(Beginning of DATA FOR THE TASK)
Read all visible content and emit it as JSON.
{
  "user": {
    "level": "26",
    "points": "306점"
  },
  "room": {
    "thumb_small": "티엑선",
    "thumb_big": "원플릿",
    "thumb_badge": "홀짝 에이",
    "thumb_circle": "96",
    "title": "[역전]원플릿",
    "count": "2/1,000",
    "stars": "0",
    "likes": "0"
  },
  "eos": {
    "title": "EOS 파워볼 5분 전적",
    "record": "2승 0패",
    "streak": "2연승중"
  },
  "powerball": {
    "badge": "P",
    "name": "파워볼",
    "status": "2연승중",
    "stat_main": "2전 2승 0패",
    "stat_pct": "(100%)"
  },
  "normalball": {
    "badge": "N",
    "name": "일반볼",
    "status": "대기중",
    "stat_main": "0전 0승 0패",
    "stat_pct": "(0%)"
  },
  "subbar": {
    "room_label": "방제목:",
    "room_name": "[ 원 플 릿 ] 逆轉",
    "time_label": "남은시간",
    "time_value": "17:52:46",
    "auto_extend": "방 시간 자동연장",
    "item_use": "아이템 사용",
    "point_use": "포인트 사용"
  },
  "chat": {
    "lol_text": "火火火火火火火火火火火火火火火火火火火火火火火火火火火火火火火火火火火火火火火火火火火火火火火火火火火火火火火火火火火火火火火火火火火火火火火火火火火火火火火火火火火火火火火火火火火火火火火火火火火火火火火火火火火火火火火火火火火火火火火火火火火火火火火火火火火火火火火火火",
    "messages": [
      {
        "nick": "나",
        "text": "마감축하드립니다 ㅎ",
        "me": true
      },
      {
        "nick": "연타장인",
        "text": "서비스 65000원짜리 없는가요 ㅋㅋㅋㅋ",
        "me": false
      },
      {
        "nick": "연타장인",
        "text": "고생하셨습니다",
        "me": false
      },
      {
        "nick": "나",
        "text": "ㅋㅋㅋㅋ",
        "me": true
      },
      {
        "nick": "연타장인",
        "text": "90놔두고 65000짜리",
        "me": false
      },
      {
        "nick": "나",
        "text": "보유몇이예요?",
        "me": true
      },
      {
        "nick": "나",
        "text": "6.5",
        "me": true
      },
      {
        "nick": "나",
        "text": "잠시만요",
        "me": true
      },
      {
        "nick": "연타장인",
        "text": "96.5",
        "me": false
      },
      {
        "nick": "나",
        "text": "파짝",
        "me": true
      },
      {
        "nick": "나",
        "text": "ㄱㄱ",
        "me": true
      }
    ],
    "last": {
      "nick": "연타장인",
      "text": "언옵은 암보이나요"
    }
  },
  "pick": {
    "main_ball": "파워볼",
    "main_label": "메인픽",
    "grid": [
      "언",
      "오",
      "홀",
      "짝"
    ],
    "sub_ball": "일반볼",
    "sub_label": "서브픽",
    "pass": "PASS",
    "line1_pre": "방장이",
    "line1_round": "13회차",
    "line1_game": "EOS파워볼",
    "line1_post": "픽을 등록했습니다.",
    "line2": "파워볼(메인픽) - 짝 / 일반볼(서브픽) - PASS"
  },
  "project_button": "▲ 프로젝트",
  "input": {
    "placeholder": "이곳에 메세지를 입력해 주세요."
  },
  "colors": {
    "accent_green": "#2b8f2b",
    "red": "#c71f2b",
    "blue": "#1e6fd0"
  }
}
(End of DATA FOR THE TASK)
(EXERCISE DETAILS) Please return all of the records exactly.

(ANSWER BOX)
Read all visible content and emit it as JSON.
{
  "user": {
    "level": "26",
    "points": "306점"
  },
  "room": {
    "thumb_small": "티엑선",
    "thumb_big": "원플릿",
    "thumb_badge": "홀짝 에이",
    "thumb_circle": "96",
    "title": "[역전]원플릿",
    "count": "2/1,000",
    "stars": "0",
    "likes": "0"
  },
  "eos": {
    "title": "EOS 파워볼 5분 전적",
    "record": "2승 0패",
    "streak": "2연승중"
  },
  "powerball": {
    "badge": "P",
    "name": "파워볼",
    "status": "2연승중",
    "stat_main": "2전 2승 0패",
    "stat_pct": "(100%)"
  },
  "normalball": {
    "badge": "N",
    "name": "일반볼",
    "status": "대기중",
    "stat_main": "0전 0승 0패",
    "stat_pct": "(0%)"
  },
  "subbar": {
    "room_label": "방제목:",
    "room_name": "[ 원 플 릿 ] 逆轉",
    "time_label": "남은시간",
    "time_value": "17:52:46",
    "auto_extend": "방 시간 자동연장",
    "item_use": "아이템 사용",
    "point_use": "포인트 사용"
  },
  "chat": {
    "lol_text": "火火火火火火火火火火火火火火火火火火火火火火火火火火火火火火火火火火火火火火火火火火火火火火火火火火火火火火火火火火火火火火火火火火火火火火火火火火火火火火火火火火火火火火火火火火火火火火火火火火火火火火火火火火火火火火火火火火火火火火火火火火火火火火火火火火火火火火火火火",
    "messages": [
      {
        "nick": "나",
        "text": "마감축하드립니다 ㅎ",
        "me": true
      },
      {
        "nick": "연타장인",
        "text": "서비스 65000원짜리 없는가요 ㅋㅋㅋㅋ",
        "me": false
      },
      {
        "nick": "연타장인",
        "text": "고생하셨습니다",
        "me": false
      },
      {
        "nick": "나",
        "text": "ㅋㅋㅋㅋ",
        "me": true
      },
      {
        "nick": "연타장인",
        "text": "90놔두고 65000짜리",
        "me": false
      },
      {
        "nick": "나",
        "text": "보유몇이예요?",
        "me": true
      },
      {
        "nick": "나",
        "text": "6.5",
        "me": true
      },
      {
        "nick": "나",
        "text": "잠시만요",
        "me": true
      },
      {
        "nick": "연타장인",
        "text": "96.5",
        "me": false
      },
      {
        "nick": "나",
        "text": "파짝",
        "me": true
      },
      {
        "nick": "나",
        "text": "ㄱㄱ",
        "me": true
      }
    ],
    "last": {
      "nick": "연타장인",
      "text": "언옵은 암보이나요"
    }
  },
  "pick": {
    "main_ball": "파워볼",
    "main_label": "메인픽",
    "grid": [
      "언",
      "오",
      "홀",
      "짝"
    ],
    "sub_ball": "일반볼",
    "sub_label": "서브픽",
    "pass": "PASS",
    "line1_pre": "방장이",
    "line1_round": "13회차",
    "line1_game": "EOS파워볼",
    "line1_post": "픽을 등록했습니다.",
    "line2": "파워볼(메인픽) - 짝 / 일반볼(서브픽) - PASS"
  },
  "project_button": "▲ 프로젝트",
  "input": {
    "placeholder": "이곳에 메세지를 입력해 주세요."
  },
  "colors": {
    "accent_green": "#2b8f2b",
    "red": "#c71f2b",
    "blue": "#1e6fd0"
  }
}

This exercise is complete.